By Daniel C. Vock, Staff Writer
You think just because he could be the next president of the United States that U.S. Sen. Barack Obama (D) would have an easy time on the basketball court? Not in Alexi Giannoulias' neighborhood. Giannoulias, the Democratic Illinois state treasurer, bulled over Obama and bruised the senator on his way to the basket, according to the Chicago Sun-Times . Giannoulias, who played pro ball in Greece for a year, took the court with Obama and friends in Chicago May 6, the day of the Indiana and North Carolina primaries.
Salt Lake City, of all places, is home to a new martini. The key to making Club Bambara's new concoction is the amount of Beefeater Gin: It's 1.5 ounces, no less and certainly no more. Bartenders created the new drink in celebration of the Utah Legislature allowing them to pour an extra half ounce of liquor in their drinks, The Salt Lake Tribune reports. Alas, the martini has a name only a legislator could love; it's called the SB211 Martini, after its enabling legislation.

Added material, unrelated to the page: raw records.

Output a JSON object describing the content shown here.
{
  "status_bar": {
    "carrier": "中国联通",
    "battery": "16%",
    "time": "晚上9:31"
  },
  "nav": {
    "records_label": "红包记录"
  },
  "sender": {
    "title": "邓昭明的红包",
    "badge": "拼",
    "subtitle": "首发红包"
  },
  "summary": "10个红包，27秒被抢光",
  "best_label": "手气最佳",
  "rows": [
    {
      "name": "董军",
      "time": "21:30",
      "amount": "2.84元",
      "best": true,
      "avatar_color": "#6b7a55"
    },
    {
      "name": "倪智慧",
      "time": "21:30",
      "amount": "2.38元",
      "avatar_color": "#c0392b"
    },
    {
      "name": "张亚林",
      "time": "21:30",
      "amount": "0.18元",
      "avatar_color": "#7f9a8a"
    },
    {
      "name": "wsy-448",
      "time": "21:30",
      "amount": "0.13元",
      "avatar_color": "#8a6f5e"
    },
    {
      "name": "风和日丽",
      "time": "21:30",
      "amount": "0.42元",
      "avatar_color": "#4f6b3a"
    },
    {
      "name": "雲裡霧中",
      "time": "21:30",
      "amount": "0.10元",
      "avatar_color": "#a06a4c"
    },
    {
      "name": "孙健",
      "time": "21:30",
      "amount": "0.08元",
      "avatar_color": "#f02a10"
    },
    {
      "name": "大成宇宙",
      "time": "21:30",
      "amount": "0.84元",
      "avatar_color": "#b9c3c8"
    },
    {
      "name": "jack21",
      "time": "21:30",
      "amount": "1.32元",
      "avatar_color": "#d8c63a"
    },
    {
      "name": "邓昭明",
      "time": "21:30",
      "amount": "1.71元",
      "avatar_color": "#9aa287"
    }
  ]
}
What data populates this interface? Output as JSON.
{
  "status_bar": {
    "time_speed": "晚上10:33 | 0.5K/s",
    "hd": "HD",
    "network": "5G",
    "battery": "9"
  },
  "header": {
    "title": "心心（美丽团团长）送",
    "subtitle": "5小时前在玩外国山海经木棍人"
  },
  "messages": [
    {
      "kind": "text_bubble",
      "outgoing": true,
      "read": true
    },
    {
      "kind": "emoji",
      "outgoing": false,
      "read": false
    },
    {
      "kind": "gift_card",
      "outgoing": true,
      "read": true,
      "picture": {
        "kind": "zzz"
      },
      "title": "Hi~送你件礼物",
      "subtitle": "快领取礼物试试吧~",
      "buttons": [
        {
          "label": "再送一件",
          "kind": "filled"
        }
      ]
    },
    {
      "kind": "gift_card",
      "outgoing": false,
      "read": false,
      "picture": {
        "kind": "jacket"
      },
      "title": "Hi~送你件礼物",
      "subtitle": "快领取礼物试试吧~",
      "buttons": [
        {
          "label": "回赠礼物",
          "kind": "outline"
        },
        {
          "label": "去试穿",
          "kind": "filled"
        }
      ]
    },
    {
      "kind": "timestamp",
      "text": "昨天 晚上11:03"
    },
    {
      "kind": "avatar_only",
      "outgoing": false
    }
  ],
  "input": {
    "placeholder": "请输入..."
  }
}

How awkward. Ohio lawmakers are thinking about impeaching a state official, but to get legal guidance on handling the rare procedure, they had to ask the same attorney general they're trying to impeach, the Columbus bureau of The Associated Press writes. House Speaker John Usted (R) said Attorney General Marc Dann (D) might consider hiring independent lawyers to research the matter.
Miffed at legislation designed to preserve the integrity of marriage by outlawing civil unions or gay marriages, Pennsylvania Sen. Vincent Fumo (D) offered his own addition: outlawing divorce, reports the Pittsburgh Tribune Review . Fumo, himself twice divorced, said, "There's no greater threat to families and to marriage than the high divorce rate." The Senate tabled his proposal.
A 28-square-mile Louisiana prison complex with farms and forests has enough wildlife to make prisoners think twice about escaping, the AP writes. The Angola prison is home to rattlesnakes, wild pigs, alligators and now bears. The guards say as many as 10 bears patrol the grounds, giving inmates a good reason to stay inside. But a state wildlife official was skeptical, telling the AP there have never been black bear attacks on pets or livestock in Louisiana. "As for a bear coming out and rushing an inmate," she said, "I don't see that happening."